WORK ORDER - Across the whole listing, how many lines hold the word "JSON"? Reply with the number by itself.
*** INPUT RECORDS Section Begins ***
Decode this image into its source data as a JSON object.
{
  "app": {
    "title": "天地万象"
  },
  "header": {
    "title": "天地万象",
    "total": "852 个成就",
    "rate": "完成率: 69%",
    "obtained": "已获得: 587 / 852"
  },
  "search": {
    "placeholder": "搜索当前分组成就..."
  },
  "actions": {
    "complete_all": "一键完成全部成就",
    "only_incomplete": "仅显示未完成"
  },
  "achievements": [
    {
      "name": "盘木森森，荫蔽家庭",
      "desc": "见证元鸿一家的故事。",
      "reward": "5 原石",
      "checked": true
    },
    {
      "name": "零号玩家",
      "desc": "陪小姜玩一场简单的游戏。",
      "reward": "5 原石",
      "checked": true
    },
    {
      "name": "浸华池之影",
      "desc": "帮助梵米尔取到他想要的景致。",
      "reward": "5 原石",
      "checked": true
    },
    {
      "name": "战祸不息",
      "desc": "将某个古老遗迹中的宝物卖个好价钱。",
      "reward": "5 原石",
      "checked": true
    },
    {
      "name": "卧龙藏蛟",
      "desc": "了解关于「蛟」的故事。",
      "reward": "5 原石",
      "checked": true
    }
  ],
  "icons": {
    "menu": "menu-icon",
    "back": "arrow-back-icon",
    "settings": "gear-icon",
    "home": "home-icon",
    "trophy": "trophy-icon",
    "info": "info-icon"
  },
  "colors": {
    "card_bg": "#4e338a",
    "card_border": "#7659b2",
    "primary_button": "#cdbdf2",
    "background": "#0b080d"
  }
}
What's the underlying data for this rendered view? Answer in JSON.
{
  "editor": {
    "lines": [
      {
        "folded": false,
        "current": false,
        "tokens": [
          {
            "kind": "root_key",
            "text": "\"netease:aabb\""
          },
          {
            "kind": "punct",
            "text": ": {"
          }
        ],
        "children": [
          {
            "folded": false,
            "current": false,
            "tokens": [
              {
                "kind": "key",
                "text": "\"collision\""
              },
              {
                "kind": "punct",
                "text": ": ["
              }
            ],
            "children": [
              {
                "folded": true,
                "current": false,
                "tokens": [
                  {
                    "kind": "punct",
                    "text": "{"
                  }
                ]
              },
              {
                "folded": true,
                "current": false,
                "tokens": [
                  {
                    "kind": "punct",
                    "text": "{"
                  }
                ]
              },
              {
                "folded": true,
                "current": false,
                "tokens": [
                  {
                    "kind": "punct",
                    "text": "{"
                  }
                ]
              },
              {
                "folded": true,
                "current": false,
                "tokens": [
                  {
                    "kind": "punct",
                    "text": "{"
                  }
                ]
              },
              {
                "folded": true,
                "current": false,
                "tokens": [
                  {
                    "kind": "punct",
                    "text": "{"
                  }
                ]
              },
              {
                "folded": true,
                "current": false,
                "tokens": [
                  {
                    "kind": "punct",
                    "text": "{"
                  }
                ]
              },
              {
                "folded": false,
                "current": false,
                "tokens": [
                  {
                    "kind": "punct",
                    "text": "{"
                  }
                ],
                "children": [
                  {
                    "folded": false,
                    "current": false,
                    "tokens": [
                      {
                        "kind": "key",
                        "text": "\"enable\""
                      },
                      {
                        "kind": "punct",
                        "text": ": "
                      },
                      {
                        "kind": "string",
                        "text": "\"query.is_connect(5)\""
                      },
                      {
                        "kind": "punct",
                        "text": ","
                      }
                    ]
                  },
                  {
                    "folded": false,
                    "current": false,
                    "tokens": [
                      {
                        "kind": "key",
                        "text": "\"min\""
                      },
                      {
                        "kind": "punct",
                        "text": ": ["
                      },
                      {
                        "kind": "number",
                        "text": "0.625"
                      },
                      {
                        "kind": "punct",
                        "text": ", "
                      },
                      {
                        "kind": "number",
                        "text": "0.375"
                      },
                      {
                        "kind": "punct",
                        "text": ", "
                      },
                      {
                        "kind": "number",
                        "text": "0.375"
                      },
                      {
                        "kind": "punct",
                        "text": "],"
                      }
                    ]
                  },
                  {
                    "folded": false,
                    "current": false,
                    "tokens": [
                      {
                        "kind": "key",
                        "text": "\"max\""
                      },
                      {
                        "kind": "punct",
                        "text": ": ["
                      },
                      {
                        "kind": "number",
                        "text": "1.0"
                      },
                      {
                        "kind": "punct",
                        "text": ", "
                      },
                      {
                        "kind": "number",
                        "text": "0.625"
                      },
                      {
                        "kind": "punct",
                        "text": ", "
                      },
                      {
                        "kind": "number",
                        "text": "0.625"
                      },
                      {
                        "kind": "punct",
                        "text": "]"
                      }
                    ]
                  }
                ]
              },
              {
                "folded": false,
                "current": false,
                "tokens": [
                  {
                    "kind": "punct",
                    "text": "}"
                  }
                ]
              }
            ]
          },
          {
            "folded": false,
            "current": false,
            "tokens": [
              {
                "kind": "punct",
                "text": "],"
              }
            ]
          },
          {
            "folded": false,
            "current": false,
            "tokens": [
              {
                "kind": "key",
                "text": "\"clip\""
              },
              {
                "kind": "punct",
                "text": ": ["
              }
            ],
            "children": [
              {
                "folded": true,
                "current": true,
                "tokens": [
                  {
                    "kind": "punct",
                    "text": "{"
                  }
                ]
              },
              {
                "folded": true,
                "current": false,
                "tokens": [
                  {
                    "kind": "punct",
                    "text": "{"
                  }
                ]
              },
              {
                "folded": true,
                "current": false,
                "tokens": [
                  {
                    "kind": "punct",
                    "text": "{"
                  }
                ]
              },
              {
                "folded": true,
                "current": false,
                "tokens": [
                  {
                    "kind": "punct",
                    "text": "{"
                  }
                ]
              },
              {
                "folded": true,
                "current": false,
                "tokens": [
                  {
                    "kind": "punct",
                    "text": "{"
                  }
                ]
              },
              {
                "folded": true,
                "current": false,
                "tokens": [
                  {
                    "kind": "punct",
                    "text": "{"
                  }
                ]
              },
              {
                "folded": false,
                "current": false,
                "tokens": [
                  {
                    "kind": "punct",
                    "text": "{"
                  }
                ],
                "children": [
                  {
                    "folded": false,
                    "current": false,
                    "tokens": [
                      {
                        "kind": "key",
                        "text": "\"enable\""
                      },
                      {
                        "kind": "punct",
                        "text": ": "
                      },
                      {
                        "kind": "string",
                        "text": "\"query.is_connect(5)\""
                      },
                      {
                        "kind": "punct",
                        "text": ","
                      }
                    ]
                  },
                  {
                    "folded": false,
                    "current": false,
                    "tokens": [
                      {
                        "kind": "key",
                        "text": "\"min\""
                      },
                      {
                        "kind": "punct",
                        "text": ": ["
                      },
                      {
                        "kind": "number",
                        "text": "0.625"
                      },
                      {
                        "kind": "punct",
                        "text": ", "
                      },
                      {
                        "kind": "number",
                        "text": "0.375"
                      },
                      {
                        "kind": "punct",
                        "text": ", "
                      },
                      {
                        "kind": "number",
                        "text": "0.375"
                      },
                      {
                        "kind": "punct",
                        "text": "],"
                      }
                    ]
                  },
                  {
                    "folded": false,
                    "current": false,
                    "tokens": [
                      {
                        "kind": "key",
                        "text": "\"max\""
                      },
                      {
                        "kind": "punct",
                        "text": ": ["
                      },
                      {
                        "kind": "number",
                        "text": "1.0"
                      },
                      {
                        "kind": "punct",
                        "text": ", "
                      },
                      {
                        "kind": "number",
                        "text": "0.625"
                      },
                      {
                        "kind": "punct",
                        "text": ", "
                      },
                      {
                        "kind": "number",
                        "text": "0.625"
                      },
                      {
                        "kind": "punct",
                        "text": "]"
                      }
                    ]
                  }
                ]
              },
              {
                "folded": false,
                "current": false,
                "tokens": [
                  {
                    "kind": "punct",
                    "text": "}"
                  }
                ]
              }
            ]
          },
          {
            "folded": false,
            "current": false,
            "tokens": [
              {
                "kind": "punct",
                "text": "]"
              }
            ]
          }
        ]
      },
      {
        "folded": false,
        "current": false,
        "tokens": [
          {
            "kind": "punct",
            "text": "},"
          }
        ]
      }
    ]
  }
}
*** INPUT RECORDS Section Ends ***
TASK SOLUTION - 2